Euler's methods

The slope of the secant through $y(t)$ and $y(t+h)$ can be approximated by $y'(t)$, $y'(t+h)$, or, more accurately, the average of the two: $(y'(t)+y'(t+h))/2$. Correspondingly, we have the following methods:

In summary, here is how the three methods find the increment of function $y(t)$:

$\displaystyle \Delta y
=h\,f'(t+ch) \approx h\,\left\{\begin{array}{ll}
y'(t) & O(h^2) \\ y'(t+h) & O(h^2) \\
(y'(t)+y'(t+h))/2 & O(h^3)
\end{array}\right.$ (195)

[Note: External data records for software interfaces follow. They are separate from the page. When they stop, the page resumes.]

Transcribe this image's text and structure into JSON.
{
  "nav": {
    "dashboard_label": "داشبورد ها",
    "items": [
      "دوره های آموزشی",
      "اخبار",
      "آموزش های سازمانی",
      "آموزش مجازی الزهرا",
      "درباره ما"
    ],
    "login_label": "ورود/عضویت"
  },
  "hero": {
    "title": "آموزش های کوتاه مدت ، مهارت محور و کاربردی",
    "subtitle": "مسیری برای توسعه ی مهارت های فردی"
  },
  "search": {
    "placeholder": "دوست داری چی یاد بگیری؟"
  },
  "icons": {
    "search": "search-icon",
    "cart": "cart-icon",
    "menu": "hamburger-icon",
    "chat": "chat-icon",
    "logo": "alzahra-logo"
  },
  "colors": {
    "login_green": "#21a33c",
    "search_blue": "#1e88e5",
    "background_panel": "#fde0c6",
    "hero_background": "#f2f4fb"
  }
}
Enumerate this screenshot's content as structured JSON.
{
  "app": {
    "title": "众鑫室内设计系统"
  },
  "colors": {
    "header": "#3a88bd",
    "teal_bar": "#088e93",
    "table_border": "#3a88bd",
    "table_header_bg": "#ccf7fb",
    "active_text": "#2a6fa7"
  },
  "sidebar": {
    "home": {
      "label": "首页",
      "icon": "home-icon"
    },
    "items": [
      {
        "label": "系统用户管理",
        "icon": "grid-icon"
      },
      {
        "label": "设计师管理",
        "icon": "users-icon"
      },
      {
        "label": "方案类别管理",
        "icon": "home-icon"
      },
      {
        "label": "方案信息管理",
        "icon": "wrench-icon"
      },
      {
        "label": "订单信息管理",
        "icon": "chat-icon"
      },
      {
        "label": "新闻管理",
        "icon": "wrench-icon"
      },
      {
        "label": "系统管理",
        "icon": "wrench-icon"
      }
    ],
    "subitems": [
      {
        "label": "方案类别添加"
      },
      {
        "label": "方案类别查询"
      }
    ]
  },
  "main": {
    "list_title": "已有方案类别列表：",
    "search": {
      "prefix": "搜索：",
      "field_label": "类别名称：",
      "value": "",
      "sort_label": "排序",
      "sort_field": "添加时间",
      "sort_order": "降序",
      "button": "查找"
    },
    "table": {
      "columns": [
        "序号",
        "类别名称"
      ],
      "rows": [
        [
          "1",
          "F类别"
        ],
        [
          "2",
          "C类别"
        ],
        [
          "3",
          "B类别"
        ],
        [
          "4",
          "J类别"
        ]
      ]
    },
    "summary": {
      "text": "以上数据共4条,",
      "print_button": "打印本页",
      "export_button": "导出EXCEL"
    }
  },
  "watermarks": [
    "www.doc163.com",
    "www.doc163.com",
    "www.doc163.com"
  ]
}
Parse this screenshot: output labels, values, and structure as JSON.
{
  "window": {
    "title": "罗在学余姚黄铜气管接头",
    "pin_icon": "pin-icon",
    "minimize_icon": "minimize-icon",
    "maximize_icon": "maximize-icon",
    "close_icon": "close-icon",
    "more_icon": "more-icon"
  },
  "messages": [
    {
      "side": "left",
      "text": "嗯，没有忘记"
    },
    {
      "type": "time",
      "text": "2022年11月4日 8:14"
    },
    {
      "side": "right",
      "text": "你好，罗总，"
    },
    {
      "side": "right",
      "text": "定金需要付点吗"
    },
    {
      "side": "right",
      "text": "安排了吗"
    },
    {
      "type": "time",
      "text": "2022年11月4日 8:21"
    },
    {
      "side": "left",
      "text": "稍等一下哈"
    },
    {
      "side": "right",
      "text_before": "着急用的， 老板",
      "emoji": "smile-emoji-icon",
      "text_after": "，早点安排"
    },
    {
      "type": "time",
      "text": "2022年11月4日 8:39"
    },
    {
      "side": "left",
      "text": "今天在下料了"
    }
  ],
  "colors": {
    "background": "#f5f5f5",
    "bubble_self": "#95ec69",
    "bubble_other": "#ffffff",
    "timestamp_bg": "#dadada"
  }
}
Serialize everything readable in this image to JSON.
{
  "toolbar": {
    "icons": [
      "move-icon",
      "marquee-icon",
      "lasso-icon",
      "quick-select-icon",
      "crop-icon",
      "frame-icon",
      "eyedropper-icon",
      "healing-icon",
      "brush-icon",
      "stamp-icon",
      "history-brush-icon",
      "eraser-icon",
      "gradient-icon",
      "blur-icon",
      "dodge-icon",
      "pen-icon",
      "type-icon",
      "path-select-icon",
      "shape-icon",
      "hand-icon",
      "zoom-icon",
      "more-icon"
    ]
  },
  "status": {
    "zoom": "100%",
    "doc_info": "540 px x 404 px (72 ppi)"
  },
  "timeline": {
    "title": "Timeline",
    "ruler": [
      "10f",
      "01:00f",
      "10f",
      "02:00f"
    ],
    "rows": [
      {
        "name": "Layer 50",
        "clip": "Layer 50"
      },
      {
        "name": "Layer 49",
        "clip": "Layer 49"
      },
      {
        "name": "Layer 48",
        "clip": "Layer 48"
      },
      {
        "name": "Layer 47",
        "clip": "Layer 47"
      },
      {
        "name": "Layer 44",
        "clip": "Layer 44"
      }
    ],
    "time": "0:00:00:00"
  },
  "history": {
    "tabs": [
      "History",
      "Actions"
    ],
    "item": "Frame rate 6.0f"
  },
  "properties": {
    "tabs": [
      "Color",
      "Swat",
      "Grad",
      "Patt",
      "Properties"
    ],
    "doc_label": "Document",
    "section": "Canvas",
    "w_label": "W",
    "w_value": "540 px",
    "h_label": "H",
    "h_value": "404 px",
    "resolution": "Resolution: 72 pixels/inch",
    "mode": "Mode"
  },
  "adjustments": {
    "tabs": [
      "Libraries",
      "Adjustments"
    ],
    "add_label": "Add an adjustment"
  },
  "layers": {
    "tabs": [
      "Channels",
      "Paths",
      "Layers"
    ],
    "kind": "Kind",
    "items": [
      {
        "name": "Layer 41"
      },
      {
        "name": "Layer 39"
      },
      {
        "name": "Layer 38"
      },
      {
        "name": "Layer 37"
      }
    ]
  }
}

which can be implemented iteratively from the known initial condition $y_0=y(0)$

$\displaystyle y_{n+1}=y_n+h\,\left\{\begin{array}{l}
y'_n \\ y'_{n+1} \\ (y'_n+...
...n)\\ f(t_{n+1},y_{n+1})\\
(f(t_n,y_n)+f(t_{n+1},y_{n+1}))/2
\end{array}\right.$ (196)

Example: Consider a simple first order constant coefficient DE:

$\displaystyle y'(t)+\lambda y(t)=0,\;\;\;\;\;$i.e.$\displaystyle \;\;\;\;\;\;
y'(t)=f(t,\,y(t))=-\lambda y(t)$ (197)

with $\lambda>0$ and initial condition $y(0)=y_0$. The closed form solution of this equation is known to be $y(t)=y_0 e^{-\lambda t}$, which decays exponentially to zero when $t\rightarrow \infty$. This DE can be solved numerically by each of the three methods. The results of all three methods are shown together with the ground truth solution $y(t)=y_0 e^{-\lambda t}$ with $y_0=1$ and $\lambda=1$. The four plots correspond to five different step sizes $h=0.5,\;0.83,\;1.67,\;2.0,\;2.2$.

FirstOrderDecay4.png

We make the following observations:

As can be seen from the above, there are in general two approaches to estimate the future, such as the next value $y_{n+1}$ of a function $y(t)$: